Go through the listing below and repeat it exactly, dropping the pictures.

"""

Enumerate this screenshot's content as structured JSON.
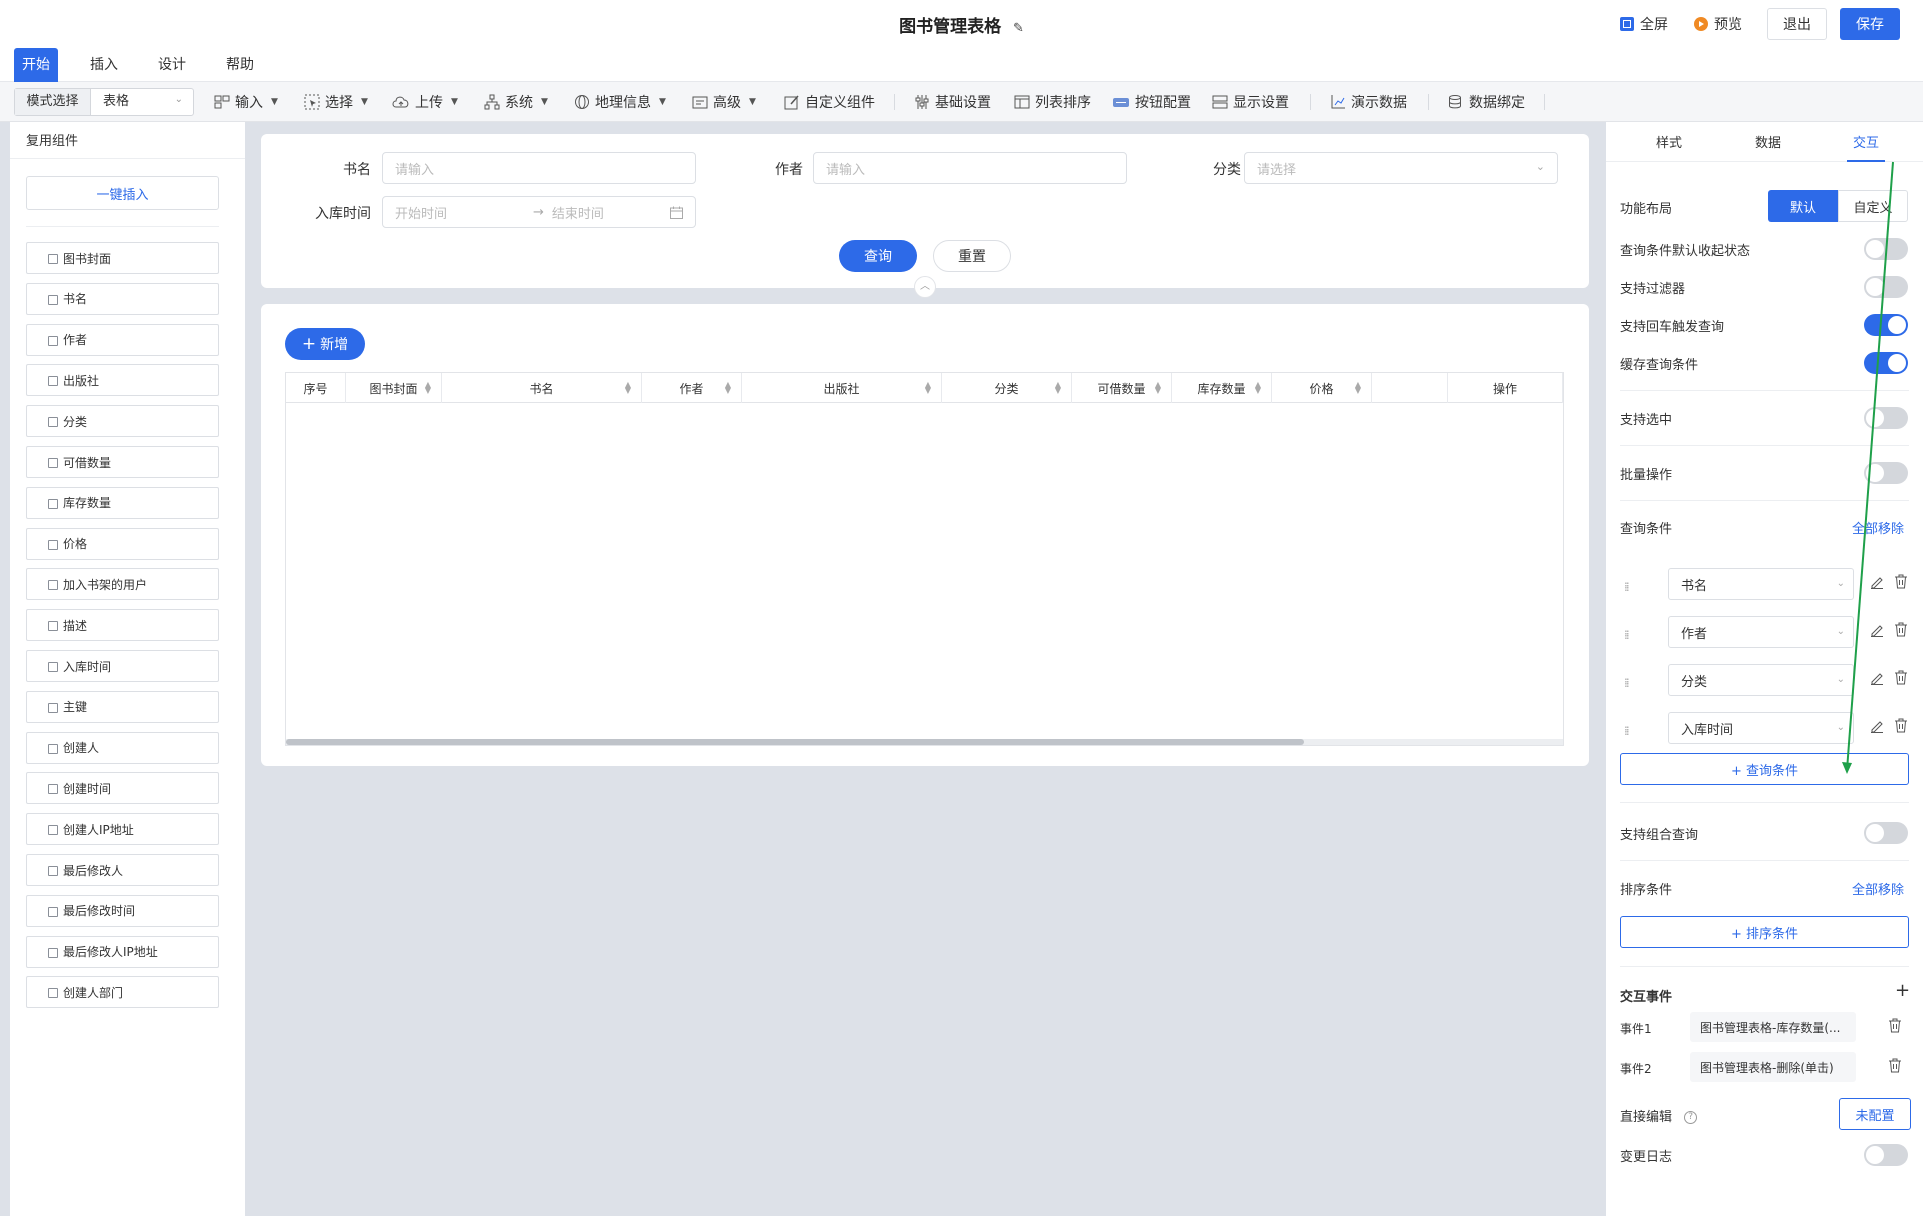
{
  "header": {
    "title": "图书管理表格",
    "fullscreen": "全屏",
    "preview": "预览",
    "exit": "退出",
    "save": "保存"
  },
  "menu_tabs": [
    "开始",
    "插入",
    "设计",
    "帮助"
  ],
  "toolbar": {
    "mode_label": "模式选择",
    "mode_value": "表格",
    "items": [
      "输入",
      "选择",
      "上传",
      "系统",
      "地理信息",
      "高级",
      "自定义组件",
      "基础设置",
      "列表排序",
      "按钮配置",
      "显示设置",
      "演示数据",
      "数据绑定"
    ]
  },
  "left_panel": {
    "title": "复用组件",
    "insert_button": "一键插入",
    "items": [
      "图书封面",
      "书名",
      "作者",
      "出版社",
      "分类",
      "可借数量",
      "库存数量",
      "价格",
      "加入书架的用户",
      "描述",
      "入库时间",
      "主键",
      "创建人",
      "创建时间",
      "创建人IP地址",
      "最后修改人",
      "最后修改时间",
      "最后修改人IP地址",
      "创建人部门"
    ]
  },
  "search_form": {
    "book_name_label": "书名",
    "book_name_placeholder": "请输入",
    "author_label": "作者",
    "author_placeholder": "请输入",
    "category_label": "分类",
    "category_placeholder": "请选择",
    "date_label": "入库时间",
    "date_start": "开始时间",
    "date_end": "结束时间",
    "query_button": "查询",
    "reset_button": "重置"
  },
  "table": {
    "add_button": "新增",
    "columns": [
      "序号",
      "图书封面",
      "书名",
      "作者",
      "出版社",
      "分类",
      "可借数量",
      "库存数量",
      "价格",
      "",
      "操作"
    ]
  },
  "right_panel": {
    "tabs": [
      "样式",
      "数据",
      "交互"
    ],
    "active_tab": "交互",
    "layout_label": "功能布局",
    "layout_default": "默认",
    "layout_custom": "自定义",
    "settings": [
      {
        "label": "查询条件默认收起状态",
        "on": false
      },
      {
        "label": "支持过滤器",
        "on": false
      },
      {
        "label": "支持回车触发查询",
        "on": true
      },
      {
        "label": "缓存查询条件",
        "on": true
      },
      {
        "label": "支持选中",
        "on": false
      },
      {
        "label": "批量操作",
        "on": false
      }
    ],
    "query_conditions_title": "查询条件",
    "remove_all": "全部移除",
    "query_conditions": [
      "书名",
      "作者",
      "分类",
      "入库时间"
    ],
    "add_query_condition": "+ 查询条件",
    "combo_query_label": "支持组合查询",
    "combo_query_on": false,
    "sort_conditions_title": "排序条件",
    "sort_remove_all": "全部移除",
    "add_sort_condition": "+ 排序条件",
    "events_title": "交互事件",
    "events": [
      {
        "label": "事件1",
        "value": "图书管理表格-库存数量(..."
      },
      {
        "label": "事件2",
        "value": "图书管理表格-删除(单击)"
      }
    ],
    "direct_edit_label": "直接编辑",
    "direct_edit_button": "未配置",
    "change_log_label": "变更日志",
    "change_log_on": false
  },
  "colors": {
    "accent": "#2d6ae8",
    "annotation_arrow": "#1fa04a",
    "canvas_bg": "#dde1e8"
  }
}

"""

▸ **Result for this exercise**
Enumerate this screenshot's content as structured JSON.
{
  "header": {
    "title": "图书管理表格",
    "fullscreen": "全屏",
    "preview": "预览",
    "exit": "退出",
    "save": "保存"
  },
  "menu_tabs": [
    "开始",
    "插入",
    "设计",
    "帮助"
  ],
  "toolbar": {
    "mode_label": "模式选择",
    "mode_value": "表格",
    "items": [
      "输入",
      "选择",
      "上传",
      "系统",
      "地理信息",
      "高级",
      "自定义组件",
      "基础设置",
      "列表排序",
      "按钮配置",
      "显示设置",
      "演示数据",
      "数据绑定"
    ]
  },
  "left_panel": {
    "title": "复用组件",
    "insert_button": "一键插入",
    "items": [
      "图书封面",
      "书名",
      "作者",
      "出版社",
      "分类",
      "可借数量",
      "库存数量",
      "价格",
      "加入书架的用户",
      "描述",
      "入库时间",
      "主键",
      "创建人",
      "创建时间",
      "创建人IP地址",
      "最后修改人",
      "最后修改时间",
      "最后修改人IP地址",
      "创建人部门"
    ]
  },
  "search_form": {
    "book_name_label": "书名",
    "book_name_placeholder": "请输入",
    "author_label": "作者",
    "author_placeholder": "请输入",
    "category_label": "分类",
    "category_placeholder": "请选择",
    "date_label": "入库时间",
    "date_start": "开始时间",
    "date_end": "结束时间",
    "query_button": "查询",
    "reset_button": "重置"
  },
  "table": {
    "add_button": "新增",
    "columns": [
      "序号",
      "图书封面",
      "书名",
      "作者",
      "出版社",
      "分类",
      "可借数量",
      "库存数量",
      "价格",
      "",
      "操作"
    ]
  },
  "right_panel": {
    "tabs": [
      "样式",
      "数据",
      "交互"
    ],
    "active_tab": "交互",
    "layout_label": "功能布局",
    "layout_default": "默认",
    "layout_custom": "自定义",
    "settings": [
      {
        "label": "查询条件默认收起状态",
        "on": false
      },
      {
        "label": "支持过滤器",
        "on": false
      },
      {
        "label": "支持回车触发查询",
        "on": true
      },
      {
        "label": "缓存查询条件",
        "on": true
      },
      {
        "label": "支持选中",
        "on": false
      },
      {
        "label": "批量操作",
        "on": false
      }
    ],
    "query_conditions_title": "查询条件",
    "remove_all": "全部移除",
    "query_conditions": [
      "书名",
      "作者",
      "分类",
      "入库时间"
    ],
    "add_query_condition": "+ 查询条件",
    "combo_query_label": "支持组合查询",
    "combo_query_on": false,
    "sort_conditions_title": "排序条件",
    "sort_remove_all": "全部移除",
    "add_sort_condition": "+ 排序条件",
    "events_title": "交互事件",
    "events": [
      {
        "label": "事件1",
        "value": "图书管理表格-库存数量(..."
      },
      {
        "label": "事件2",
        "value": "图书管理表格-删除(单击)"
      }
    ],
    "direct_edit_label": "直接编辑",
    "direct_edit_button": "未配置",
    "change_log_label": "变更日志",
    "change_log_on": false
  },
  "colors": {
    "accent": "#2d6ae8",
    "annotation_arrow": "#1fa04a",
    "canvas_bg": "#dde1e8"
  }
}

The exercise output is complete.